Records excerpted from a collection
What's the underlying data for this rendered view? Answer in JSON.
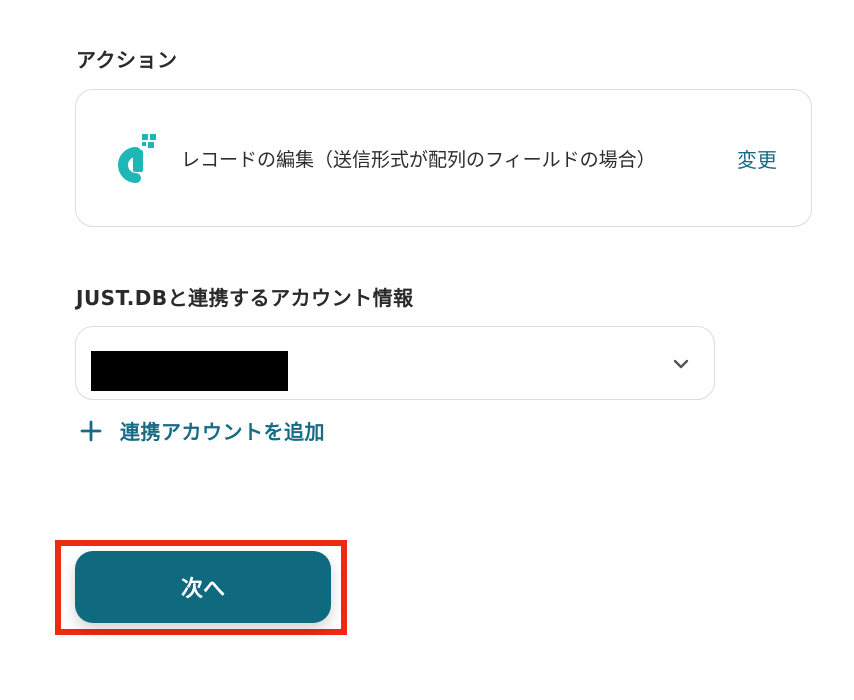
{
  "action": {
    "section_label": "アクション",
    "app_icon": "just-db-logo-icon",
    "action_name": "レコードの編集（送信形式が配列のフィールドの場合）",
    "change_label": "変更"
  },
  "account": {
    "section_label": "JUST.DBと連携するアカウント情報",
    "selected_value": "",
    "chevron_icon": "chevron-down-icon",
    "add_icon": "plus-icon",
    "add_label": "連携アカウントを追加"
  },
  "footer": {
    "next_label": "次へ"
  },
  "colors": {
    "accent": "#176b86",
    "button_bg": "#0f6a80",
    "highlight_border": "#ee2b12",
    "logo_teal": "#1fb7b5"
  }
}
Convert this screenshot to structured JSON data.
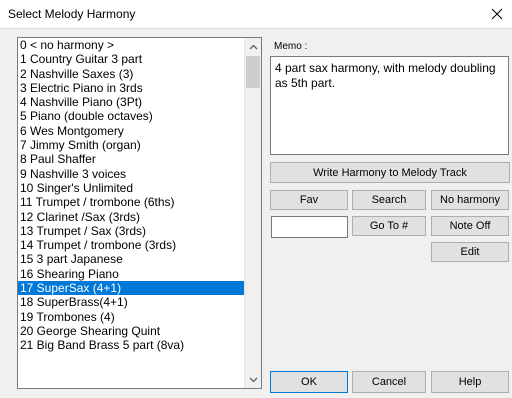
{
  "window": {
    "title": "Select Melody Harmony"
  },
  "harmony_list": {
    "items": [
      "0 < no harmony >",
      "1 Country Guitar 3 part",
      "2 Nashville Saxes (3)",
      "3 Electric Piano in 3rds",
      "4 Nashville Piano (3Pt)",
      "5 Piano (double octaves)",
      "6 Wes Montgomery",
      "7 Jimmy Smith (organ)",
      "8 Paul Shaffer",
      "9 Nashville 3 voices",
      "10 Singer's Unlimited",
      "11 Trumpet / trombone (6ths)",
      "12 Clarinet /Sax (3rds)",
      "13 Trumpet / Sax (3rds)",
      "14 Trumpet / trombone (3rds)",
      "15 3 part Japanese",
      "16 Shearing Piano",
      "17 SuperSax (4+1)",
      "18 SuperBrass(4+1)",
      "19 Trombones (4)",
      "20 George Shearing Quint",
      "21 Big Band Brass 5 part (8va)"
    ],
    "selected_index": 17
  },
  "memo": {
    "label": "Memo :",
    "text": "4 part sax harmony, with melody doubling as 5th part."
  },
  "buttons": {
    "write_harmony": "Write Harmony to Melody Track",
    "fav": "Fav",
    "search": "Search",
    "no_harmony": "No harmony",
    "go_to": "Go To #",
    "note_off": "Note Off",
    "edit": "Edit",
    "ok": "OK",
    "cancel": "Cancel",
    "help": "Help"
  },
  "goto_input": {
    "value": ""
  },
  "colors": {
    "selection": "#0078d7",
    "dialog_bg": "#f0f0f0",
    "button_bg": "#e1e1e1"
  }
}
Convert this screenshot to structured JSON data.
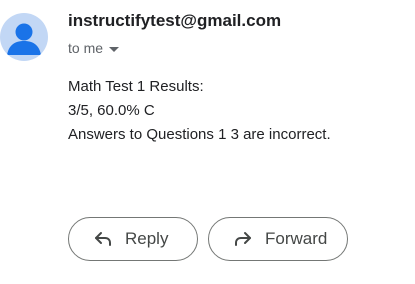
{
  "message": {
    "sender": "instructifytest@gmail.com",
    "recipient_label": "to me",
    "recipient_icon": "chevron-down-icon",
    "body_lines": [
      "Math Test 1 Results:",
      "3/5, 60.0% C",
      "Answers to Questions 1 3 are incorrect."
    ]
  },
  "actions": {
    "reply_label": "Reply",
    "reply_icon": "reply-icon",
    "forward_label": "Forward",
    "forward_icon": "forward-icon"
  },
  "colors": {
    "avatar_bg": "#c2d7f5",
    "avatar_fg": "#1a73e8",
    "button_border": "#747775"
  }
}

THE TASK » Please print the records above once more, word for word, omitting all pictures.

RESULT BELOW »
What's the underlying data for this rendered view? Answer in JSON.
{
  "action": {
    "section_label": "アクション",
    "app_icon": "just-db-logo-icon",
    "action_name": "レコードの編集（送信形式が配列のフィールドの場合）",
    "change_label": "変更"
  },
  "account": {
    "section_label": "JUST.DBと連携するアカウント情報",
    "selected_value": "",
    "chevron_icon": "chevron-down-icon",
    "add_icon": "plus-icon",
    "add_label": "連携アカウントを追加"
  },
  "footer": {
    "next_label": "次へ"
  },
  "colors": {
    "accent": "#176b86",
    "button_bg": "#0f6a80",
    "highlight_border": "#ee2b12",
    "logo_teal": "#1fb7b5"
  }
}
Convert this screenshot to structured JSON data.
{
  "window": {
    "title": "Select Melody Harmony"
  },
  "harmony_list": {
    "items": [
      "0 < no harmony >",
      "1 Country Guitar 3 part",
      "2 Nashville Saxes (3)",
      "3 Electric Piano in 3rds",
      "4 Nashville Piano (3Pt)",
      "5 Piano (double octaves)",
      "6 Wes Montgomery",
      "7 Jimmy Smith (organ)",
      "8 Paul Shaffer",
      "9 Nashville 3 voices",
      "10 Singer's Unlimited",
      "11 Trumpet / trombone (6ths)",
      "12 Clarinet /Sax (3rds)",
      "13 Trumpet / Sax (3rds)",
      "14 Trumpet / trombone (3rds)",
      "15 3 part Japanese",
      "16 Shearing Piano",
      "17 SuperSax (4+1)",
      "18 SuperBrass(4+1)",
      "19 Trombones (4)",
      "20 George Shearing Quint",
      "21 Big Band Brass 5 part (8va)"
    ],
    "selected_index": 17
  },
  "memo": {
    "label": "Memo :",
    "text": "4 part sax harmony, with melody doubling as 5th part."
  },
  "buttons": {
    "write_harmony": "Write Harmony to Melody Track",
    "fav": "Fav",
    "search": "Search",
    "no_harmony": "No harmony",
    "go_to": "Go To #",
    "note_off": "Note Off",
    "edit": "Edit",
    "ok": "OK",
    "cancel": "Cancel",
    "help": "Help"
  },
  "goto_input": {
    "value": ""
  },
  "colors": {
    "selection": "#0078d7",
    "dialog_bg": "#f0f0f0",
    "button_bg": "#e1e1e1"
  }
}
Convert this screenshot to structured JSON data.
{
  "message": {
    "sender": "instructifytest@gmail.com",
    "recipient_label": "to me",
    "recipient_icon": "chevron-down-icon",
    "body_lines": [
      "Math Test 1 Results:",
      "3/5, 60.0% C",
      "Answers to Questions 1 3 are incorrect."
    ]
  },
  "actions": {
    "reply_label": "Reply",
    "reply_icon": "reply-icon",
    "forward_label": "Forward",
    "forward_icon": "forward-icon"
  },
  "colors": {
    "avatar_bg": "#c2d7f5",
    "avatar_fg": "#1a73e8",
    "button_border": "#747775"
  }
}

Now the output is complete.